“Gilmore Girls” aired its first episode Oct. 5, 2000, and it’s been almost a decade since the show was cancelled and the final episode aired May 20, 2007. The show follows the lives of Lorelai (Lauren Graham) and Rory (Alexis Bledel), mother and daughter who act more like best friends, as they navigate their professional and romantic lives.

Many fans were unsatisfied with the show’s initial seven season run. The original writers Amy Sherman-Palladino and Daniel Palladino left the show after season six, leaving David S. Rosenthal to wrap up the series. The shift changed the vibe of the show immensely, and the show ended with loose ends and an overall displeasing taste in everyone’s mouths. But then the revival was announced, and the fans had a beacon of hope. Finally the show would wrap up in the way that was originally intended.

To say I’m a big fan of “Gilmore Girls” would be an insulting understatement. I rewatch the series in an endless cycle, and I can recall episode names based on a single line of dialogue. Needless to say, I was nervous about the revival, but overall it did not disappoint. The gazebo was still standing in the center of town square, Miss Patty was still leading dance lessons and Taylor Doose was still plotting elaborate town improvements. Everything was as it was left almost 10 years ago, except now in higher definition.

Much of the show’s personality comes from the pop culture references the characters playfully ingrain into conversation, and I was worried about how it would sound with Lorelai talking about “Game of Thrones” rather than “The Sopranos.” Fortunately, the modern references didn’t come off as clunky or wooden. Sometimes revivals can be depressing because you realize all of the time that has gone by, but it worked well.

Gilmore Girls isn’t just a good show because of its quick wit and eccentric setting; what has drawn me to it for so many years has been the characters. Lorelai and Rory are messy, complicated, and interesting. Sometimes I can’t tell if the writers want me to be rooting for them or not, and they continued to embrace the moral ambiguity in the revival. There were times that I wanted to scream at Rory through my laptop screen, but I never dared to turn an episode off, because while her conflicts were frustrating, they were also fascinating. Lorelai grappling with her father’s death and ever-present struggling relationship with her mother Emily (Kelly Bishop) was one of the most well-crafted conflicts I’ve seen played out on television.

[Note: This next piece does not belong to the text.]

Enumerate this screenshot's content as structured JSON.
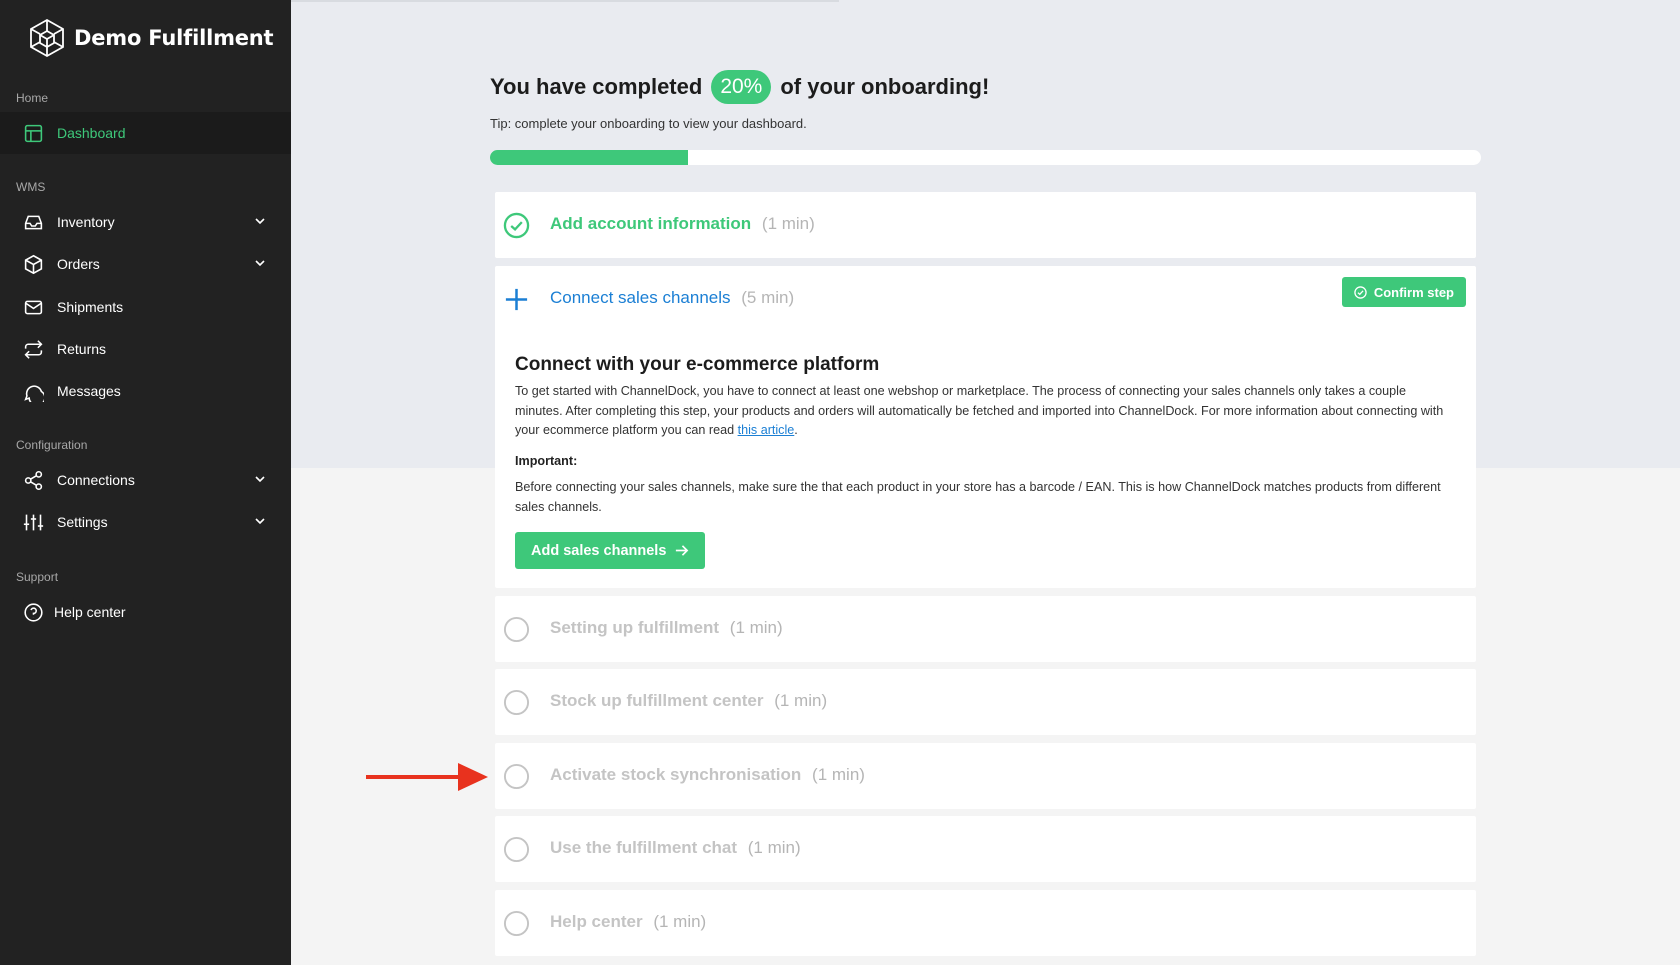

The revival was not without its flaws. The ending is controversial. And more than a little unsatisfying. As always happens, there is already discussion about a second season. There is a lot more story that can happen, so I would definitely watch if that were the case. But honestly, even if this revival had been a complete bust, I would still watch another season of it. I’m addicted to “Gilmore Girls” like a Gilmore girl is addicted to caffeine. Luckily, “Gilmore Girls: A Year in the Life” wasn’t hard to swallow, and I give it four out of five coffee cups (er…stars).